== Record excerpts
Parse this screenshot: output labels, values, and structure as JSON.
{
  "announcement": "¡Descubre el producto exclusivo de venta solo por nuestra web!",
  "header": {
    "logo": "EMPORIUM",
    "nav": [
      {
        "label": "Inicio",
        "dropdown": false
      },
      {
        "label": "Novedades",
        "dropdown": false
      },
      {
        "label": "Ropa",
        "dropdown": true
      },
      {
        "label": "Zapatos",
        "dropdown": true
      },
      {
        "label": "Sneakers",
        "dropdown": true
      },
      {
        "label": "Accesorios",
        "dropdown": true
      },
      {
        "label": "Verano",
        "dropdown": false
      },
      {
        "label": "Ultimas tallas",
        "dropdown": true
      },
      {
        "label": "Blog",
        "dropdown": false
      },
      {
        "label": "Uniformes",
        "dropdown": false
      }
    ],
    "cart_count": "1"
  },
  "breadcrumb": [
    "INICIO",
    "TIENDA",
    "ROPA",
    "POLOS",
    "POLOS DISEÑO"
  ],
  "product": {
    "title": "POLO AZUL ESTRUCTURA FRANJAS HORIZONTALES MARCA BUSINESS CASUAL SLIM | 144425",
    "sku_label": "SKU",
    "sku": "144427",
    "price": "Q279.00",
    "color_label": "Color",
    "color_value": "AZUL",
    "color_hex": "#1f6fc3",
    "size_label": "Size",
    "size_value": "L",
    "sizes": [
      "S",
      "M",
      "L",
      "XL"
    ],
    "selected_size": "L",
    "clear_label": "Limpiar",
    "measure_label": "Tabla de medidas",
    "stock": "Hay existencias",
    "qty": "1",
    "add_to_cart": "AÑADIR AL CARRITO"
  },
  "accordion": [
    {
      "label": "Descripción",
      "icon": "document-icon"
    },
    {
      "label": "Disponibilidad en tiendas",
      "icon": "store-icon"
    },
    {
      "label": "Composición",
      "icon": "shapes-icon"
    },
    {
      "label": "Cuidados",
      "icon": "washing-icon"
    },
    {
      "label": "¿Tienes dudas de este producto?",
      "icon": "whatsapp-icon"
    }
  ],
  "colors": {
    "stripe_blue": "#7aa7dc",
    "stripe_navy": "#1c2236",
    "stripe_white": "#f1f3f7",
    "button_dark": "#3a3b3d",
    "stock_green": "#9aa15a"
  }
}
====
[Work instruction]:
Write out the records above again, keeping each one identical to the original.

[Response to the task]:
Parse this screenshot: output labels, values, and structure as JSON.
{
  "announcement": "¡Descubre el producto exclusivo de venta solo por nuestra web!",
  "header": {
    "logo": "EMPORIUM",
    "nav": [
      {
        "label": "Inicio",
        "dropdown": false
      },
      {
        "label": "Novedades",
        "dropdown": false
      },
      {
        "label": "Ropa",
        "dropdown": true
      },
      {
        "label": "Zapatos",
        "dropdown": true
      },
      {
        "label": "Sneakers",
        "dropdown": true
      },
      {
        "label": "Accesorios",
        "dropdown": true
      },
      {
        "label": "Verano",
        "dropdown": false
      },
      {
        "label": "Ultimas tallas",
        "dropdown": true
      },
      {
        "label": "Blog",
        "dropdown": false
      },
      {
        "label": "Uniformes",
        "dropdown": false
      }
    ],
    "cart_count": "1"
  },
  "breadcrumb": [
    "INICIO",
    "TIENDA",
    "ROPA",
    "POLOS",
    "POLOS DISEÑO"
  ],
  "product": {
    "title": "POLO AZUL ESTRUCTURA FRANJAS HORIZONTALES MARCA BUSINESS CASUAL SLIM | 144425",
    "sku_label": "SKU",
    "sku": "144427",
    "price": "Q279.00",
    "color_label": "Color",
    "color_value": "AZUL",
    "color_hex": "#1f6fc3",
    "size_label": "Size",
    "size_value": "L",
    "sizes": [
      "S",
      "M",
      "L",
      "XL"
    ],
    "selected_size": "L",
    "clear_label": "Limpiar",
    "measure_label": "Tabla de medidas",
    "stock": "Hay existencias",
    "qty": "1",
    "add_to_cart": "AÑADIR AL CARRITO"
  },
  "accordion": [
    {
      "label": "Descripción",
      "icon": "document-icon"
    },
    {
      "label": "Disponibilidad en tiendas",
      "icon": "store-icon"
    },
    {
      "label": "Composición",
      "icon": "shapes-icon"
    },
    {
      "label": "Cuidados",
      "icon": "washing-icon"
    },
    {
      "label": "¿Tienes dudas de este producto?",
      "icon": "whatsapp-icon"
    }
  ],
  "colors": {
    "stripe_blue": "#7aa7dc",
    "stripe_navy": "#1c2236",
    "stripe_white": "#f1f3f7",
    "button_dark": "#3a3b3d",
    "stock_green": "#9aa15a"
  }
}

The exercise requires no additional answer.